In the third grade, a nun stuffed me in a garbage can under her desk because she said that's where I belonged. I also had the distinction of being the only altar boy knocked down by a priest during mass.
Too often we act - ask our schools to be truant officers, our teachers to be truant officers, because we're giving them children who have, you know, they're not ready to learn. And if they're not ready to learn by the third grade, they know they're behind.
I'd love to go back and teach primary school.
I used to teach fourth grade and fifth grade. I'd love to spend several years teaching kindergarten or maybe third grade.
[Kid] never learned to read in kindergarten, first, and second, so in third grade he begins to be placed in the EMH or the learning-disabled rooms.
I started trying to write when I was in second or third grade.
I miss third grade because you could kill people in dodgeball.
Remember the rules to dodgeball? If you're fat or have glasses, don't show up because you'll die.
I feel very fortunate that I'm doing what I wanted to do from the third grade on. I became very interested in the sports broadcasting aspect even at that early age. I'd turn down the sound on the TV and do games in my house - and probably get everybody looking for me to go into a room and lock the door so they didn't have to hear it.

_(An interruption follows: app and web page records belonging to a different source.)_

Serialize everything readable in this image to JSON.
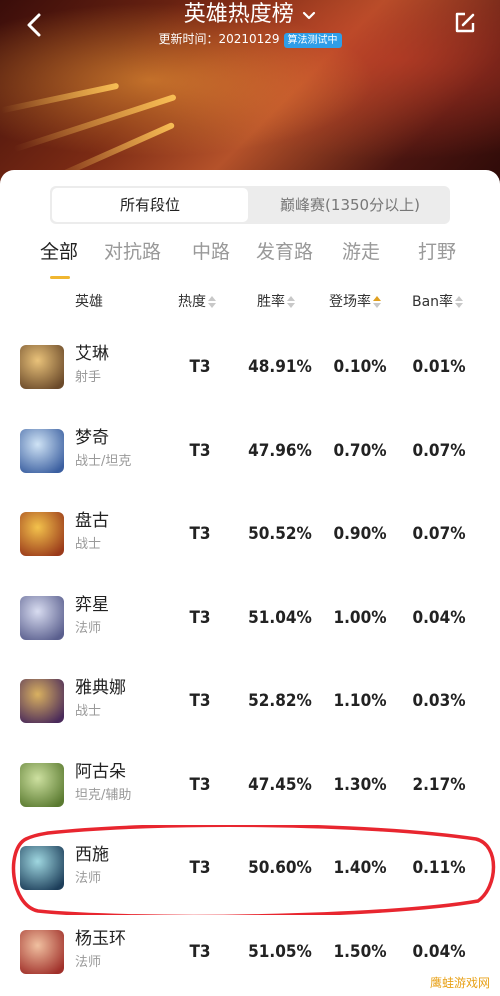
{
  "header": {
    "title": "英雄热度榜",
    "update_label": "更新时间：",
    "update_date": "20210129",
    "badge": "算法测试中"
  },
  "segment": {
    "active": "所有段位",
    "inactive": "巅峰赛(1350分以上)"
  },
  "tabs": [
    "全部",
    "对抗路",
    "中路",
    "发育路",
    "游走",
    "打野"
  ],
  "active_tab": "全部",
  "columns": {
    "hero": "英雄",
    "heat": "热度",
    "win": "胜率",
    "appear": "登场率",
    "ban": "Ban率"
  },
  "rows": [
    {
      "name": "艾琳",
      "role": "射手",
      "heat": "T3",
      "win": "48.91%",
      "appear": "0.10%",
      "ban": "0.01%",
      "color1": "#e9c27a",
      "color2": "#6b4a2a"
    },
    {
      "name": "梦奇",
      "role": "战士/坦克",
      "heat": "T3",
      "win": "47.96%",
      "appear": "0.70%",
      "ban": "0.07%",
      "color1": "#cfe3f5",
      "color2": "#3b5fa0"
    },
    {
      "name": "盘古",
      "role": "战士",
      "heat": "T3",
      "win": "50.52%",
      "appear": "0.90%",
      "ban": "0.07%",
      "color1": "#f3c24c",
      "color2": "#9a3a1a"
    },
    {
      "name": "弈星",
      "role": "法师",
      "heat": "T3",
      "win": "51.04%",
      "appear": "1.00%",
      "ban": "0.04%",
      "color1": "#d8dcf0",
      "color2": "#5a5f8e"
    },
    {
      "name": "雅典娜",
      "role": "战士",
      "heat": "T3",
      "win": "52.82%",
      "appear": "1.10%",
      "ban": "0.03%",
      "color1": "#d9b160",
      "color2": "#4a2a5a"
    },
    {
      "name": "阿古朵",
      "role": "坦克/辅助",
      "heat": "T3",
      "win": "47.45%",
      "appear": "1.30%",
      "ban": "2.17%",
      "color1": "#cde0a0",
      "color2": "#5a7a30"
    },
    {
      "name": "西施",
      "role": "法师",
      "heat": "T3",
      "win": "50.60%",
      "appear": "1.40%",
      "ban": "0.11%",
      "color1": "#9fd7e0",
      "color2": "#1d3e5a"
    },
    {
      "name": "杨玉环",
      "role": "法师",
      "heat": "T3",
      "win": "51.05%",
      "appear": "1.50%",
      "ban": "0.04%",
      "color1": "#f0c0a0",
      "color2": "#a0302a"
    }
  ],
  "watermark": "鹰蛙游戏网"
}
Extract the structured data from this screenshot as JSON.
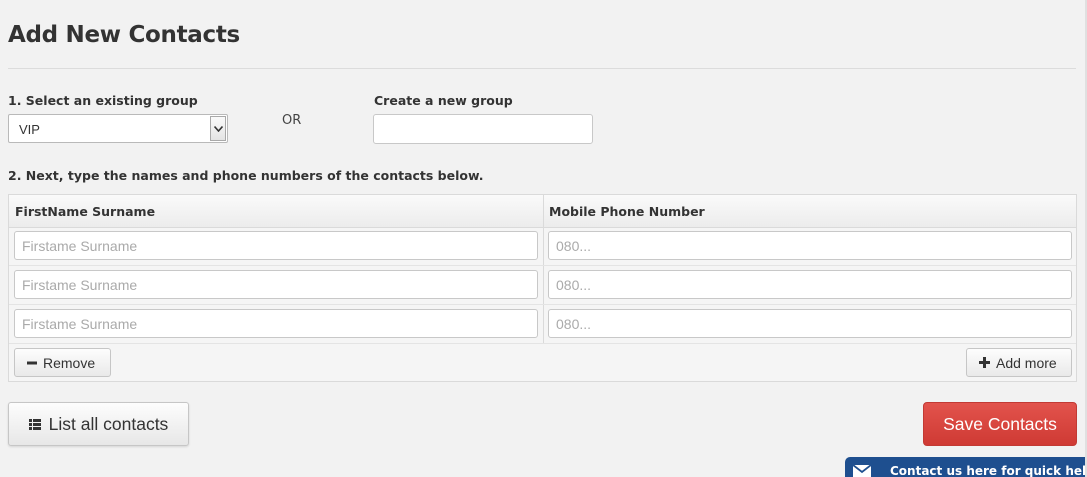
{
  "page": {
    "title": "Add New Contacts"
  },
  "group": {
    "existing_label": "1. Select an existing group",
    "selected": "VIP",
    "or_text": "OR",
    "new_label": "Create a new group",
    "new_value": ""
  },
  "instructions": "2. Next, type the names and phone numbers of the contacts below.",
  "table": {
    "col_name": "FirstName Surname",
    "col_phone": "Mobile Phone Number",
    "rows": [
      {
        "name_placeholder": "Firstame Surname",
        "phone_placeholder": "080..."
      },
      {
        "name_placeholder": "Firstame Surname",
        "phone_placeholder": "080..."
      },
      {
        "name_placeholder": "Firstame Surname",
        "phone_placeholder": "080..."
      }
    ],
    "remove_label": "Remove",
    "add_label": "Add more"
  },
  "actions": {
    "list_label": "List all contacts",
    "save_label": "Save Contacts"
  },
  "help": {
    "label": "Contact us here for quick help"
  },
  "icons": {
    "select_arrow": "chevron-down-icon",
    "remove": "minus-icon",
    "add": "plus-icon",
    "list": "list-icon",
    "mail": "envelope-icon"
  },
  "colors": {
    "save_button": "#d9443e",
    "help_tab": "#1e4f8f"
  }
}
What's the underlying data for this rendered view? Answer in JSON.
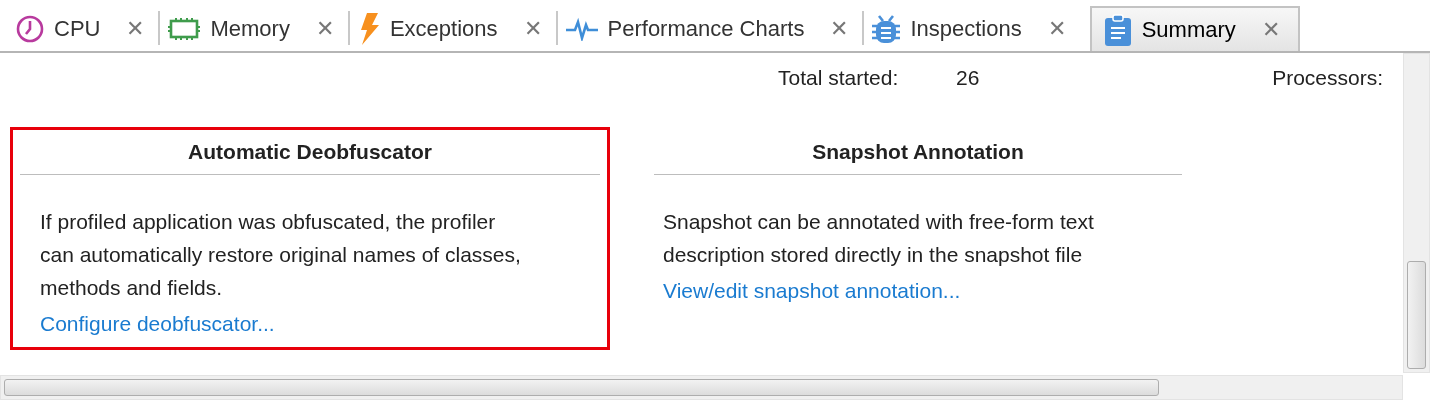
{
  "tabs": [
    {
      "label": "CPU",
      "kind": "cpu",
      "selected": false
    },
    {
      "label": "Memory",
      "kind": "memory",
      "selected": false
    },
    {
      "label": "Exceptions",
      "kind": "exceptions",
      "selected": false
    },
    {
      "label": "Performance Charts",
      "kind": "charts",
      "selected": false
    },
    {
      "label": "Inspections",
      "kind": "inspections",
      "selected": false
    },
    {
      "label": "Summary",
      "kind": "summary",
      "selected": true
    }
  ],
  "close_glyph": "✕",
  "stats": [
    {
      "label": "Total started:",
      "value": "26"
    },
    {
      "label": "Processors:"
    }
  ],
  "cards": [
    {
      "title": "Automatic Deobfuscator",
      "description": "If profiled application was obfuscated, the profiler can automatically restore original names of classes, methods and fields.",
      "link": "Configure deobfuscator...",
      "highlighted": true
    },
    {
      "title": "Snapshot Annotation",
      "description": "Snapshot can be annotated with free-form text description stored directly in the snapshot file",
      "link": "View/edit snapshot annotation...",
      "highlighted": false
    }
  ]
}
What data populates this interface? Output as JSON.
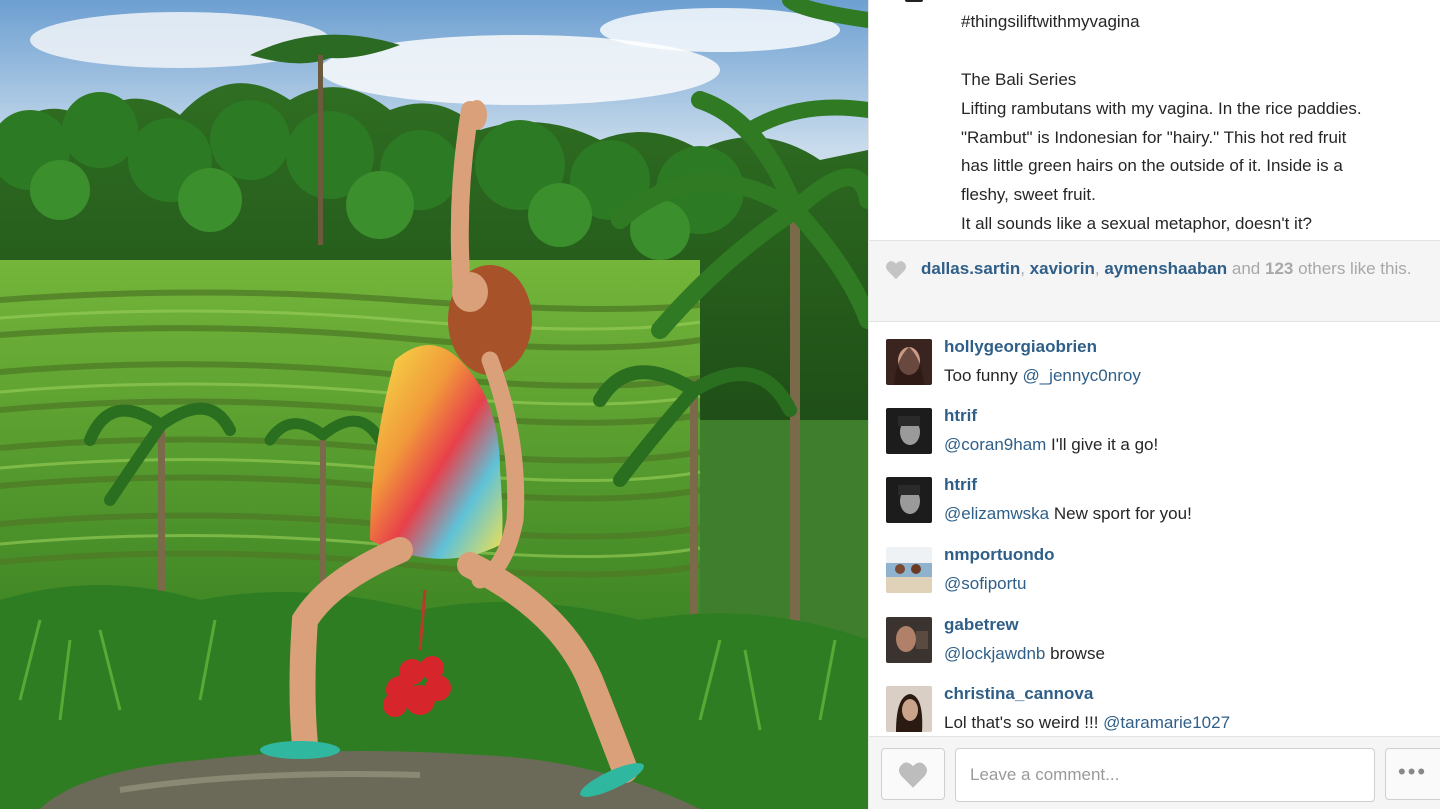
{
  "photo": {
    "alt_icon": "photo-image"
  },
  "caption": {
    "lines": [
      "#thingsiliftwithmyvagina",
      "",
      "The Bali Series",
      "Lifting rambutans with my vagina. In the rice paddies.",
      "\"Rambut\" is Indonesian for \"hairy.\" This hot red fruit",
      "has little green hairs on the outside of it. Inside is a",
      "fleshy, sweet fruit.",
      "It all sounds like a sexual metaphor, doesn't it?"
    ]
  },
  "likes": {
    "icon": "heart-icon",
    "users": [
      "dallas.sartin",
      "xaviorin",
      "aymenshaaban"
    ],
    "sep1": ", ",
    "sep2": ", ",
    "and_text": " and ",
    "count": "123",
    "rest": " others like this."
  },
  "comments": [
    {
      "user": "hollygeorgiaobrien",
      "text": "Too funny ",
      "mention": "@_jennyc0nroy",
      "after": ""
    },
    {
      "user": "htrif",
      "text": "",
      "mention": "@coran9ham",
      "after": " I'll give it a go!"
    },
    {
      "user": "htrif",
      "text": "",
      "mention": "@elizamwska",
      "after": " New sport for you!"
    },
    {
      "user": "nmportuondo",
      "text": "",
      "mention": "@sofiportu",
      "after": ""
    },
    {
      "user": "gabetrew",
      "text": "",
      "mention": "@lockjawdnb",
      "after": " browse"
    },
    {
      "user": "christina_cannova",
      "text": "Lol that's so weird !!! ",
      "mention": "@taramarie1027",
      "after": ""
    }
  ],
  "bottom": {
    "comment_placeholder": "Leave a comment...",
    "more_label": "•••",
    "like_icon": "heart-icon"
  },
  "colors": {
    "link": "#2f5f88",
    "muted": "#a8a8a8",
    "text": "#262626",
    "panel_bg": "#f5f5f5"
  }
}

Young kids are always singing and painting.
When you get to that second and third grade level, you're supposed to put all that aside.
I think every parent knows that, like, boys and girls are different.
And we just dont take that into account in schools on those things like required reading lists. Cause that was my experience, say, with my son, who had to read Little House on the Prairie when he was in third grade.
During the Gulf War, I remember two little third grade girls saying to me - after I read them some poems by writers in Iraq - 'You know, we never thought about there being children in Iraq before.' And I thought, 'Well those poems did their job, because now they'll think about everything a little bit differently.'
That's the great thing about being in the third grade.
If you've got one polysyllabic adjective, everyone thinks you're a genius.
I just knew what I wanted to be since the third grade.
And I always did well in school, I was the type to get good grades, I never really got below Cs or nothing like that. I always kept it A-B. But there's no school for rap.
When I was eight years old, I got a dummy for Christmas and started teaching myself. I got books and records and sat in front of the bathroom mirror, practising. I did my first show in the third grade and just kept going; there was no reason to quit.
You show me a tropical fruit and I'll show you a cocksucker from Guatemala.
I have been playing since the third grade. It just makes me happy.
Leadership is like third grade: it means repeating the significant things.
I hadn't learned to read by third grade, which wasn't unusual for some kids.
I knew something was wrong because I couldn't see or understand the words the way the other kids did. I wasn't the least bit bothered - until I was sent back to the second-grade classroom for reading help after school.
In third grade, I was taking tap-dance lessons, and about six weeks before the recital I wanted to quit. My mom said, 'No, you're going to stay with it.' Well, I did it, and I was bad, too! But my parents never let their kids walk away from something because it was too hard.